◆ **Task to carry out**
Without any pictures, the records below should be reproduced exactly.

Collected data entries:

┌──

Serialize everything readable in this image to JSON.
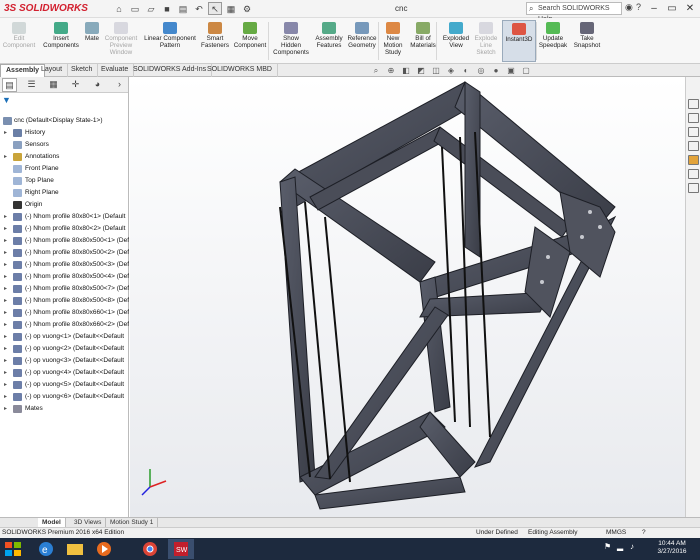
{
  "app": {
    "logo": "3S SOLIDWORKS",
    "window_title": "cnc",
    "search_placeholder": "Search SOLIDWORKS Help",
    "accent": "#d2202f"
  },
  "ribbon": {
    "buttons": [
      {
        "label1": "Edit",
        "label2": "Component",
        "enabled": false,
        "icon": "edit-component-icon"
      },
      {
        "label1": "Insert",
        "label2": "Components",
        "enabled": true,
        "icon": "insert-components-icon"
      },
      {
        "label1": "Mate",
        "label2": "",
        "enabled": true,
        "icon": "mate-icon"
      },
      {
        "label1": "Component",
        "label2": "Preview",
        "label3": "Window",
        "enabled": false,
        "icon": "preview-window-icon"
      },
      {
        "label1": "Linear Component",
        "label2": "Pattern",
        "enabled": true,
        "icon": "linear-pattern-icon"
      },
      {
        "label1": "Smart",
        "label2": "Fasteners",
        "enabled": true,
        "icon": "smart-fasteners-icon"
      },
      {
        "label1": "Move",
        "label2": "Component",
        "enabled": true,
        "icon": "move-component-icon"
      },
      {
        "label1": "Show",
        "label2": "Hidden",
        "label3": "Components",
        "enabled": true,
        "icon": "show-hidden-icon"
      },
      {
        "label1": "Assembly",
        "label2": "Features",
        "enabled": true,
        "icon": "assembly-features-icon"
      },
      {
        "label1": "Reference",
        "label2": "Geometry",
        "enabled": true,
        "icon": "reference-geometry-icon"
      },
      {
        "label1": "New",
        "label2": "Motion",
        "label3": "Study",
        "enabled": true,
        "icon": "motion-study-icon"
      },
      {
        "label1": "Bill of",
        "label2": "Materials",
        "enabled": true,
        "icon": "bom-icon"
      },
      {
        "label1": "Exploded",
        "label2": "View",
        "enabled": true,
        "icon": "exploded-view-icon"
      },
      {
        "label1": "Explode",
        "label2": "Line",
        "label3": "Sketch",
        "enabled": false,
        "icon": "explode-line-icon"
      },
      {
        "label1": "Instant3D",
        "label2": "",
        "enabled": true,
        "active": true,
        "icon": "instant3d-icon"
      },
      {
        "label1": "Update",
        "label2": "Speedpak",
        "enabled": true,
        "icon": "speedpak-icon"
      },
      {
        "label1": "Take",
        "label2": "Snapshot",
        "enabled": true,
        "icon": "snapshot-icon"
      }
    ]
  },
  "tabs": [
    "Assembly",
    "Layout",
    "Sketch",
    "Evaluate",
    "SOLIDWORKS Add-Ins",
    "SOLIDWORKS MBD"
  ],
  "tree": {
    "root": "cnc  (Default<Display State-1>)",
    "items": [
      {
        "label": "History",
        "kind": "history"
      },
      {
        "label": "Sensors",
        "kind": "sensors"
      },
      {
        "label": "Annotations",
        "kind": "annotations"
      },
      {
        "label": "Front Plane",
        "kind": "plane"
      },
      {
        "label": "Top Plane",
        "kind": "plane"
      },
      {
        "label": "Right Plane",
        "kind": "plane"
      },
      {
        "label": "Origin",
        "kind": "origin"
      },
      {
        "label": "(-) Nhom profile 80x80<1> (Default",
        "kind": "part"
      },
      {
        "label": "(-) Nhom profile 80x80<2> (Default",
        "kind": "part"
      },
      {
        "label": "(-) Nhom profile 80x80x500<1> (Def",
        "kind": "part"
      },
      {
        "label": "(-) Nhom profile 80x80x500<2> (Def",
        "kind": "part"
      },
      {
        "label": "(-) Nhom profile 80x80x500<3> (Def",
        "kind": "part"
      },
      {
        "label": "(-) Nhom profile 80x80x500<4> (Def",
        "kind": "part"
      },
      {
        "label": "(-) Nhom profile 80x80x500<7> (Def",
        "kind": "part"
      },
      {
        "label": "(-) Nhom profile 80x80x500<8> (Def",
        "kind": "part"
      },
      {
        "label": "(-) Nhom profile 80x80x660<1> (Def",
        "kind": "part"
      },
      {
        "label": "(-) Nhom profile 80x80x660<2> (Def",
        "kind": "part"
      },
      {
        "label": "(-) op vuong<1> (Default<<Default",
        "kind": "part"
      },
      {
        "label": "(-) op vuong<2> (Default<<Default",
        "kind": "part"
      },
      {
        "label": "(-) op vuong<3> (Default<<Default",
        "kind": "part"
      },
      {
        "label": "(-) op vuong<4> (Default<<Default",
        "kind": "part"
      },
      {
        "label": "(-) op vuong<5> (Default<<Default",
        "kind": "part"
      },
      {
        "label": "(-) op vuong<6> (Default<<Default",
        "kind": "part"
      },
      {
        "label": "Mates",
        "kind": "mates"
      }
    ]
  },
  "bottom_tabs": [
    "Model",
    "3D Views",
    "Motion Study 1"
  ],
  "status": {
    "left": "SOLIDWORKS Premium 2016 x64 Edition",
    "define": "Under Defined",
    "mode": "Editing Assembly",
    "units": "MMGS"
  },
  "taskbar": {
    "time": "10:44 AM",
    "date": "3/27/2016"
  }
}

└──

◆ **Task output**
Serialize everything readable in this image to JSON.
{
  "app": {
    "logo": "3S SOLIDWORKS",
    "window_title": "cnc",
    "search_placeholder": "Search SOLIDWORKS Help",
    "accent": "#d2202f"
  },
  "ribbon": {
    "buttons": [
      {
        "label1": "Edit",
        "label2": "Component",
        "enabled": false,
        "icon": "edit-component-icon"
      },
      {
        "label1": "Insert",
        "label2": "Components",
        "enabled": true,
        "icon": "insert-components-icon"
      },
      {
        "label1": "Mate",
        "label2": "",
        "enabled": true,
        "icon": "mate-icon"
      },
      {
        "label1": "Component",
        "label2": "Preview",
        "label3": "Window",
        "enabled": false,
        "icon": "preview-window-icon"
      },
      {
        "label1": "Linear Component",
        "label2": "Pattern",
        "enabled": true,
        "icon": "linear-pattern-icon"
      },
      {
        "label1": "Smart",
        "label2": "Fasteners",
        "enabled": true,
        "icon": "smart-fasteners-icon"
      },
      {
        "label1": "Move",
        "label2": "Component",
        "enabled": true,
        "icon": "move-component-icon"
      },
      {
        "label1": "Show",
        "label2": "Hidden",
        "label3": "Components",
        "enabled": true,
        "icon": "show-hidden-icon"
      },
      {
        "label1": "Assembly",
        "label2": "Features",
        "enabled": true,
        "icon": "assembly-features-icon"
      },
      {
        "label1": "Reference",
        "label2": "Geometry",
        "enabled": true,
        "icon": "reference-geometry-icon"
      },
      {
        "label1": "New",
        "label2": "Motion",
        "label3": "Study",
        "enabled": true,
        "icon": "motion-study-icon"
      },
      {
        "label1": "Bill of",
        "label2": "Materials",
        "enabled": true,
        "icon": "bom-icon"
      },
      {
        "label1": "Exploded",
        "label2": "View",
        "enabled": true,
        "icon": "exploded-view-icon"
      },
      {
        "label1": "Explode",
        "label2": "Line",
        "label3": "Sketch",
        "enabled": false,
        "icon": "explode-line-icon"
      },
      {
        "label1": "Instant3D",
        "label2": "",
        "enabled": true,
        "active": true,
        "icon": "instant3d-icon"
      },
      {
        "label1": "Update",
        "label2": "Speedpak",
        "enabled": true,
        "icon": "speedpak-icon"
      },
      {
        "label1": "Take",
        "label2": "Snapshot",
        "enabled": true,
        "icon": "snapshot-icon"
      }
    ]
  },
  "tabs": [
    "Assembly",
    "Layout",
    "Sketch",
    "Evaluate",
    "SOLIDWORKS Add-Ins",
    "SOLIDWORKS MBD"
  ],
  "tree": {
    "root": "cnc  (Default<Display State-1>)",
    "items": [
      {
        "label": "History",
        "kind": "history"
      },
      {
        "label": "Sensors",
        "kind": "sensors"
      },
      {
        "label": "Annotations",
        "kind": "annotations"
      },
      {
        "label": "Front Plane",
        "kind": "plane"
      },
      {
        "label": "Top Plane",
        "kind": "plane"
      },
      {
        "label": "Right Plane",
        "kind": "plane"
      },
      {
        "label": "Origin",
        "kind": "origin"
      },
      {
        "label": "(-) Nhom profile 80x80<1> (Default",
        "kind": "part"
      },
      {
        "label": "(-) Nhom profile 80x80<2> (Default",
        "kind": "part"
      },
      {
        "label": "(-) Nhom profile 80x80x500<1> (Def",
        "kind": "part"
      },
      {
        "label": "(-) Nhom profile 80x80x500<2> (Def",
        "kind": "part"
      },
      {
        "label": "(-) Nhom profile 80x80x500<3> (Def",
        "kind": "part"
      },
      {
        "label": "(-) Nhom profile 80x80x500<4> (Def",
        "kind": "part"
      },
      {
        "label": "(-) Nhom profile 80x80x500<7> (Def",
        "kind": "part"
      },
      {
        "label": "(-) Nhom profile 80x80x500<8> (Def",
        "kind": "part"
      },
      {
        "label": "(-) Nhom profile 80x80x660<1> (Def",
        "kind": "part"
      },
      {
        "label": "(-) Nhom profile 80x80x660<2> (Def",
        "kind": "part"
      },
      {
        "label": "(-) op vuong<1> (Default<<Default",
        "kind": "part"
      },
      {
        "label": "(-) op vuong<2> (Default<<Default",
        "kind": "part"
      },
      {
        "label": "(-) op vuong<3> (Default<<Default",
        "kind": "part"
      },
      {
        "label": "(-) op vuong<4> (Default<<Default",
        "kind": "part"
      },
      {
        "label": "(-) op vuong<5> (Default<<Default",
        "kind": "part"
      },
      {
        "label": "(-) op vuong<6> (Default<<Default",
        "kind": "part"
      },
      {
        "label": "Mates",
        "kind": "mates"
      }
    ]
  },
  "bottom_tabs": [
    "Model",
    "3D Views",
    "Motion Study 1"
  ],
  "status": {
    "left": "SOLIDWORKS Premium 2016 x64 Edition",
    "define": "Under Defined",
    "mode": "Editing Assembly",
    "units": "MMGS"
  },
  "taskbar": {
    "time": "10:44 AM",
    "date": "3/27/2016"
  }
}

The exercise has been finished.